Exercise brief>
For every line in the material, print that line exactly.

Task input>

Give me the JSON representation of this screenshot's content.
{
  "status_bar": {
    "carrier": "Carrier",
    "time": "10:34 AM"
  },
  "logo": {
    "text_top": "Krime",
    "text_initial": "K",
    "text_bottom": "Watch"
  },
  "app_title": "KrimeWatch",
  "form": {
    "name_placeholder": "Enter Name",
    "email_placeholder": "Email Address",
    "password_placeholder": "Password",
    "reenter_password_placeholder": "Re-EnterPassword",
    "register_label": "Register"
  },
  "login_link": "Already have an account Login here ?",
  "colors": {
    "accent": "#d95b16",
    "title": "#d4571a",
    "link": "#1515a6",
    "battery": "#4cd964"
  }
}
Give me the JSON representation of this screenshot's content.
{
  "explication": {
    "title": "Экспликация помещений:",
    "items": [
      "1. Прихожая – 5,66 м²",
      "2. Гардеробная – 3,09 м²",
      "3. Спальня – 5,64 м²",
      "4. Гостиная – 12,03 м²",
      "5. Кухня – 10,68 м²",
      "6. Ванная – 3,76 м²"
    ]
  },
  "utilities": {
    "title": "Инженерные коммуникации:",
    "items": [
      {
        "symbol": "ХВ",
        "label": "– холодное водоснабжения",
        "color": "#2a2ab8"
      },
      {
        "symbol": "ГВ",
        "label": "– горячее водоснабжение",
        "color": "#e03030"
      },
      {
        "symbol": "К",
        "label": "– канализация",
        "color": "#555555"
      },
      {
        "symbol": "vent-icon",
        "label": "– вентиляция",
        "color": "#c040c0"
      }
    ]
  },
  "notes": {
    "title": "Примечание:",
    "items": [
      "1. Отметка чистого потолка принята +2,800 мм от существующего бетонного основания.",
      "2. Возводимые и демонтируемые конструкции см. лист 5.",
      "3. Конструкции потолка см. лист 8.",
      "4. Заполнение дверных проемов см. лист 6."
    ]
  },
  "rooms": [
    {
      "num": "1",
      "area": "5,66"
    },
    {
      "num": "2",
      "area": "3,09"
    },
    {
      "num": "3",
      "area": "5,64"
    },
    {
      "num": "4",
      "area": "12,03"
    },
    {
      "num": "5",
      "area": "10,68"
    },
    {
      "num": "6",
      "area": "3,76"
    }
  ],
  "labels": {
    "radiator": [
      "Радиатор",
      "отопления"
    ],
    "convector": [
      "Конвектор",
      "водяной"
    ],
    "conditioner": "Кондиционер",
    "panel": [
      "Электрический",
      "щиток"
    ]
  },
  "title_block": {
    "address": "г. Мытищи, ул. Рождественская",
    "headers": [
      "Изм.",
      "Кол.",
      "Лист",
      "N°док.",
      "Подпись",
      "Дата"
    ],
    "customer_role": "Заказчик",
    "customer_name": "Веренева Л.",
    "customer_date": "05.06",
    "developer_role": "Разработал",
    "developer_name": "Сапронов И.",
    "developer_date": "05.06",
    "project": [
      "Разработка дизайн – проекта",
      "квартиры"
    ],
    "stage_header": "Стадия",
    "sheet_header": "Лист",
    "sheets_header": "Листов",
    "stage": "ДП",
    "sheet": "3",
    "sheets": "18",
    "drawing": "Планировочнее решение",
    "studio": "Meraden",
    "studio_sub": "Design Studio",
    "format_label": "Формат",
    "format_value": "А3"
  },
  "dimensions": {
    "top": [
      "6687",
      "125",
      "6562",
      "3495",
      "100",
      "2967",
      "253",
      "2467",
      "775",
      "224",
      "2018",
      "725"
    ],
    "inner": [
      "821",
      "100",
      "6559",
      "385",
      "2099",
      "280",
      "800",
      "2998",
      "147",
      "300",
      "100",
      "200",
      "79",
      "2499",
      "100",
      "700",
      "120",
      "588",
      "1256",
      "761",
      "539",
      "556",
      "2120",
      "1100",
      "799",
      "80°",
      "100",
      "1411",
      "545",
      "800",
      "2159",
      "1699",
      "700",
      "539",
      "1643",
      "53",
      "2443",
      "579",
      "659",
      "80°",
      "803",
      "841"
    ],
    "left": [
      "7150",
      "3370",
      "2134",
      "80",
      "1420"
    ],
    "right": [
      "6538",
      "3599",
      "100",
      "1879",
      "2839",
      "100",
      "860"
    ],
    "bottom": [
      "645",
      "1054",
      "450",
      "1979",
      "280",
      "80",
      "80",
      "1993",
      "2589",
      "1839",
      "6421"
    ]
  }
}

Reply>
Give me the JSON representation of this screenshot's content.
{
  "status_bar": {
    "carrier": "Carrier",
    "time": "10:34 AM"
  },
  "logo": {
    "text_top": "Krime",
    "text_initial": "K",
    "text_bottom": "Watch"
  },
  "app_title": "KrimeWatch",
  "form": {
    "name_placeholder": "Enter Name",
    "email_placeholder": "Email Address",
    "password_placeholder": "Password",
    "reenter_password_placeholder": "Re-EnterPassword",
    "register_label": "Register"
  },
  "login_link": "Already have an account Login here ?",
  "colors": {
    "accent": "#d95b16",
    "title": "#d4571a",
    "link": "#1515a6",
    "battery": "#4cd964"
  }
}
Give me the JSON representation of this screenshot's content.
{
  "explication": {
    "title": "Экспликация помещений:",
    "items": [
      "1. Прихожая – 5,66 м²",
      "2. Гардеробная – 3,09 м²",
      "3. Спальня – 5,64 м²",
      "4. Гостиная – 12,03 м²",
      "5. Кухня – 10,68 м²",
      "6. Ванная – 3,76 м²"
    ]
  },
  "utilities": {
    "title": "Инженерные коммуникации:",
    "items": [
      {
        "symbol": "ХВ",
        "label": "– холодное водоснабжения",
        "color": "#2a2ab8"
      },
      {
        "symbol": "ГВ",
        "label": "– горячее водоснабжение",
        "color": "#e03030"
      },
      {
        "symbol": "К",
        "label": "– канализация",
        "color": "#555555"
      },
      {
        "symbol": "vent-icon",
        "label": "– вентиляция",
        "color": "#c040c0"
      }
    ]
  },
  "notes": {
    "title": "Примечание:",
    "items": [
      "1. Отметка чистого потолка принята +2,800 мм от существующего бетонного основания.",
      "2. Возводимые и демонтируемые конструкции см. лист 5.",
      "3. Конструкции потолка см. лист 8.",
      "4. Заполнение дверных проемов см. лист 6."
    ]
  },
  "rooms": [
    {
      "num": "1",
      "area": "5,66"
    },
    {
      "num": "2",
      "area": "3,09"
    },
    {
      "num": "3",
      "area": "5,64"
    },
    {
      "num": "4",
      "area": "12,03"
    },
    {
      "num": "5",
      "area": "10,68"
    },
    {
      "num": "6",
      "area": "3,76"
    }
  ],
  "labels": {
    "radiator": [
      "Радиатор",
      "отопления"
    ],
    "convector": [
      "Конвектор",
      "водяной"
    ],
    "conditioner": "Кондиционер",
    "panel": [
      "Электрический",
      "щиток"
    ]
  },
  "title_block": {
    "address": "г. Мытищи, ул. Рождественская",
    "headers": [
      "Изм.",
      "Кол.",
      "Лист",
      "N°док.",
      "Подпись",
      "Дата"
    ],
    "customer_role": "Заказчик",
    "customer_name": "Веренева Л.",
    "customer_date": "05.06",
    "developer_role": "Разработал",
    "developer_name": "Сапронов И.",
    "developer_date": "05.06",
    "project": [
      "Разработка дизайн – проекта",
      "квартиры"
    ],
    "stage_header": "Стадия",
    "sheet_header": "Лист",
    "sheets_header": "Листов",
    "stage": "ДП",
    "sheet": "3",
    "sheets": "18",
    "drawing": "Планировочнее решение",
    "studio": "Meraden",
    "studio_sub": "Design Studio",
    "format_label": "Формат",
    "format_value": "А3"
  },
  "dimensions": {
    "top": [
      "6687",
      "125",
      "6562",
      "3495",
      "100",
      "2967",
      "253",
      "2467",
      "775",
      "224",
      "2018",
      "725"
    ],
    "inner": [
      "821",
      "100",
      "6559",
      "385",
      "2099",
      "280",
      "800",
      "2998",
      "147",
      "300",
      "100",
      "200",
      "79",
      "2499",
      "100",
      "700",
      "120",
      "588",
      "1256",
      "761",
      "539",
      "556",
      "2120",
      "1100",
      "799",
      "80°",
      "100",
      "1411",
      "545",
      "800",
      "2159",
      "1699",
      "700",
      "539",
      "1643",
      "53",
      "2443",
      "579",
      "659",
      "80°",
      "803",
      "841"
    ],
    "left": [
      "7150",
      "3370",
      "2134",
      "80",
      "1420"
    ],
    "right": [
      "6538",
      "3599",
      "100",
      "1879",
      "2839",
      "100",
      "860"
    ],
    "bottom": [
      "645",
      "1054",
      "450",
      "1979",
      "280",
      "80",
      "80",
      "1993",
      "2589",
      "1839",
      "6421"
    ]
  }
}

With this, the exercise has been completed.